In the process of creating these videos, we were given a single word - a creative heuristic - that was to be our muse as we made our videos. For Open Sky, our creative heuristic was Vertigo.
Some students included Alfred Hitchcock references. Some created an effect of vertigo with the camera. The possibilities are endless and each week we were increasingly blown away by the risks our fellow classmates were willing to take - not just in developing their skills with green screens or cartoon figures, but intellectual risks that had us linking thinkers with entertainment or music or videogames.
Dr. Holmevik talks about the interesting fusion that takes place in your mind when you combine the known (the reading) and the unknown (creative heuristic). This is where we each tapped into our hidden superpowers.
Every superhero has limitations, and our boundaries were few:
the video should be 3 minutes long
the video should respond to the assigned reading

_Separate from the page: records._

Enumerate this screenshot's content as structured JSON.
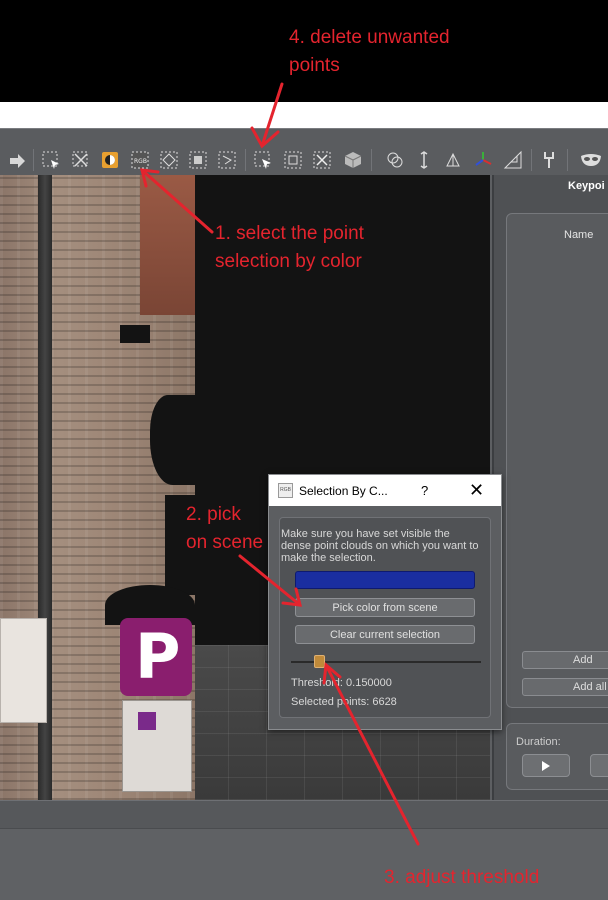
{
  "annotations": {
    "step1_line1": "1. select the point",
    "step1_line2": "selection by color",
    "step2_line1": "2. pick",
    "step2_line2": "on scene",
    "step3": "3. adjust threshold",
    "step4_line1": "4. delete unwanted",
    "step4_line2": "points",
    "color": "#e4242e"
  },
  "toolbar": {
    "icons": [
      "redo-icon",
      "select-rect-icon",
      "select-invert-icon",
      "color-circle-icon",
      "select-by-color-icon",
      "select-all-icon",
      "select-dots-icon",
      "select-lasso-icon",
      "delete-points-icon",
      "crop-icon",
      "scissors-icon",
      "cube-icon",
      "knot-icon",
      "measure-icon",
      "transform-icon",
      "axis-icon",
      "ruler-icon",
      "tool-icon",
      "mask-icon"
    ]
  },
  "right_panel": {
    "title": "Keypoi",
    "column_name": "Name",
    "add_button": "Add",
    "add_all_button": "Add all",
    "duration_label": "Duration:"
  },
  "dialog": {
    "title": "Selection By C...",
    "help": "?",
    "close": "✕",
    "icon_text": "RGB",
    "hint": "Make sure you have set visible the dense point clouds on which you want to make the selection.",
    "selected_color": "#1a2ea0",
    "pick_button": "Pick color from scene",
    "clear_button": "Clear current selection",
    "threshold_text": "Threshold: 0.150000",
    "selected_points_text": "Selected points: 6628",
    "threshold_value": 0.15,
    "threshold_slider_fraction": 0.15
  },
  "viewport": {
    "parking_letter": "P"
  }
}
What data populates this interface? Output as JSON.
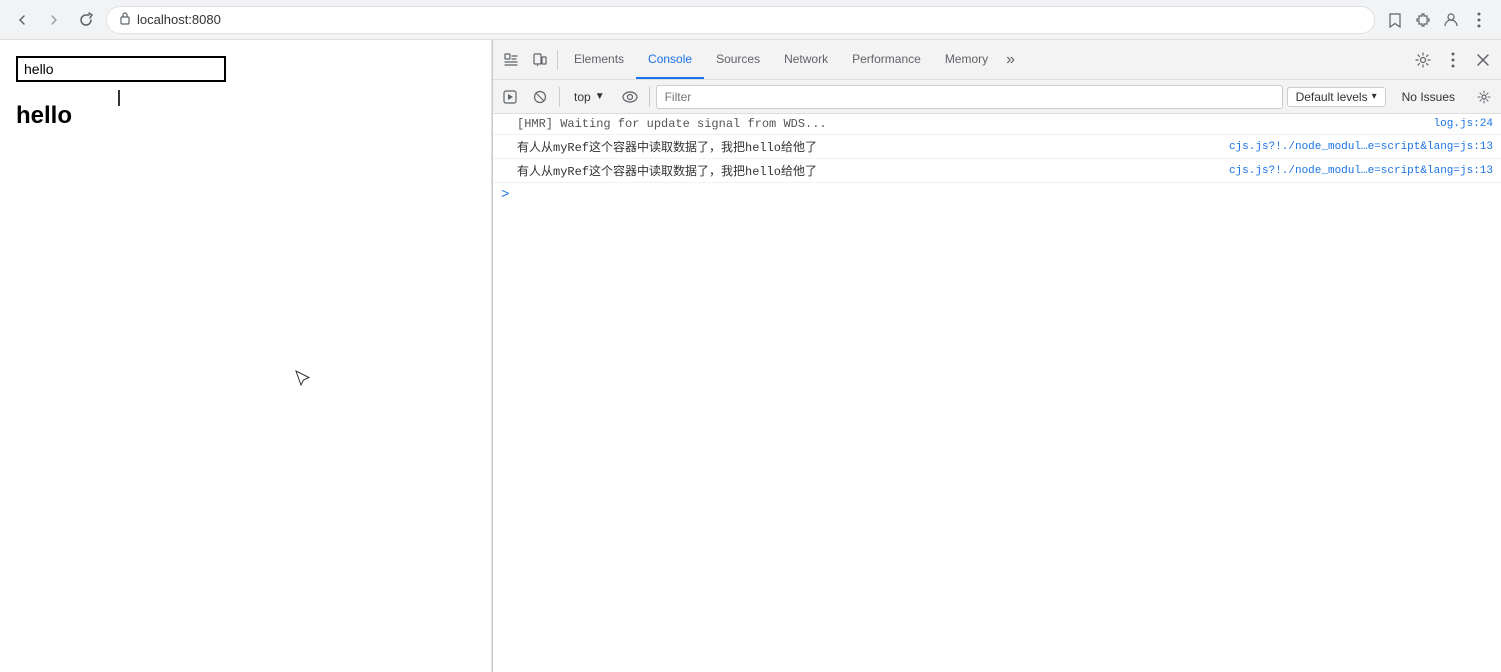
{
  "browser": {
    "back_button": "←",
    "forward_button": "→",
    "refresh_button": "↻",
    "url": "localhost:8080",
    "bookmark_icon": "☆",
    "extensions_icon": "🧩",
    "profile_icon": "👤",
    "more_icon": "⋮"
  },
  "page": {
    "input_value": "hello",
    "input_placeholder": "",
    "hello_label": "hello"
  },
  "devtools": {
    "tabs": [
      {
        "id": "elements",
        "label": "Elements",
        "active": false
      },
      {
        "id": "console",
        "label": "Console",
        "active": true
      },
      {
        "id": "sources",
        "label": "Sources",
        "active": false
      },
      {
        "id": "network",
        "label": "Network",
        "active": false
      },
      {
        "id": "performance",
        "label": "Performance",
        "active": false
      },
      {
        "id": "memory",
        "label": "Memory",
        "active": false
      }
    ],
    "overflow_label": "»",
    "settings_icon": "⚙",
    "more_icon": "⋮",
    "close_icon": "✕",
    "toolbar": {
      "execute_icon": "▶",
      "block_icon": "⊘",
      "top_label": "top",
      "eye_icon": "👁",
      "filter_placeholder": "Filter",
      "default_levels_label": "Default levels",
      "no_issues_label": "No Issues",
      "settings_icon": "⚙"
    },
    "console_rows": [
      {
        "id": "hmr",
        "text": "[HMR] Waiting for update signal from WDS...",
        "link": "log.js:24",
        "icon": ""
      },
      {
        "id": "log1",
        "text": "有人从myRef这个容器中读取数据了，我把hello给他了",
        "link": "cjs.js?!./node_modul…e=script&lang=js:13",
        "icon": ""
      },
      {
        "id": "log2",
        "text": "有人从myRef这个容器中读取数据了，我把hello给他了",
        "link": "cjs.js?!./node_modul…e=script&lang=js:13",
        "icon": ""
      }
    ],
    "prompt_arrow": ">"
  }
}
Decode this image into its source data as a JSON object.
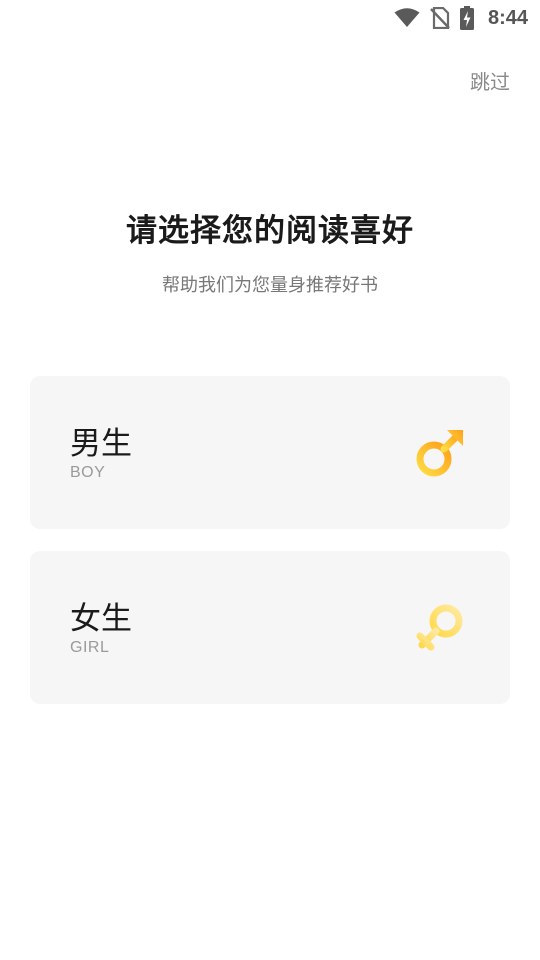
{
  "status_bar": {
    "time": "8:44",
    "icons": [
      "wifi-icon",
      "no-sim-icon",
      "battery-charging-icon"
    ]
  },
  "header": {
    "skip_label": "跳过"
  },
  "main": {
    "title": "请选择您的阅读喜好",
    "subtitle": "帮助我们为您量身推荐好书"
  },
  "options": [
    {
      "label": "男生",
      "sub_label": "BOY",
      "icon": "male-symbol-icon"
    },
    {
      "label": "女生",
      "sub_label": "GIRL",
      "icon": "female-symbol-icon"
    }
  ],
  "colors": {
    "accent_yellow": "#FFD23C",
    "accent_orange": "#FFAA1E",
    "card_bg": "#F6F6F7"
  }
}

the video should incorporate the creative heuristic
We also only had one week to sit with the creative heuristic. Dr. Holmevik wanted to be sure we practiced knowing, doing, and making in a way that does not over-emphasize perfection, but left room for quick and creative compositions.

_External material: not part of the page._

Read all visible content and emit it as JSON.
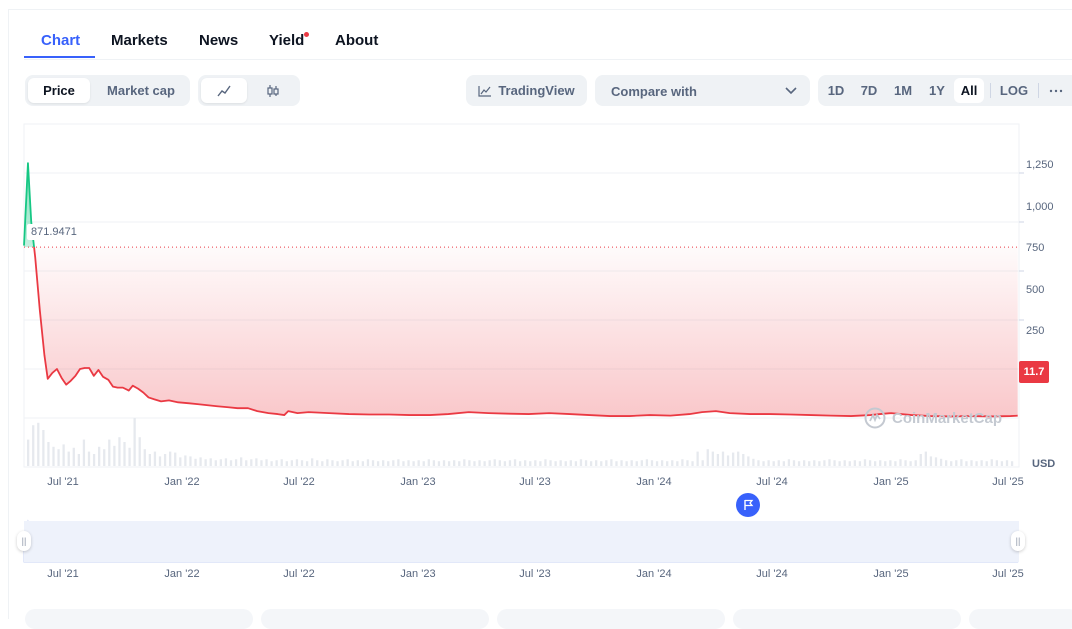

Everything else was up to us. If you want to empower your students to create or invent, I mean - really give them superpowers, try incorporating this method into your composition classroom and you'll be absolutely blown away by what the superpowers they will display.
About midway through the semester, I asked Dr. Holmevik to be my mentor for HASTAC scholars. Because I was so changed by the creative experience in his class, I asked him if we could keep going. I sent him a reading list and for each book, he will provide the one word creative heuristic while I continue to create response videos to the readings that will be delivered to my various audiences.
Here are a few samples from the semester:
- Video Title: The Unconscious Is Real: Roland Barthes on Photographing the Unconscious
- Text: Camera Lucida by Roland Barthes
- Creative Heuristic: Felt
- Video Title: Structure, Sign, and Hacking: Free Play in the Age of Electracy
- Text: Inter/vention: Free Play in the Age of Electracy by Jan Holmevik
- Creative Heuristic: Fashion
- Video Title: Imagine Sisyphus Happy
- Text: The Art of Failure by Jesper Juuls
- Creative Heuristic: Triumph
If you are interested in following our collaboration, you can find me on YouTube. If you’ve tried something similar in your classroom, I’d love to hear about it.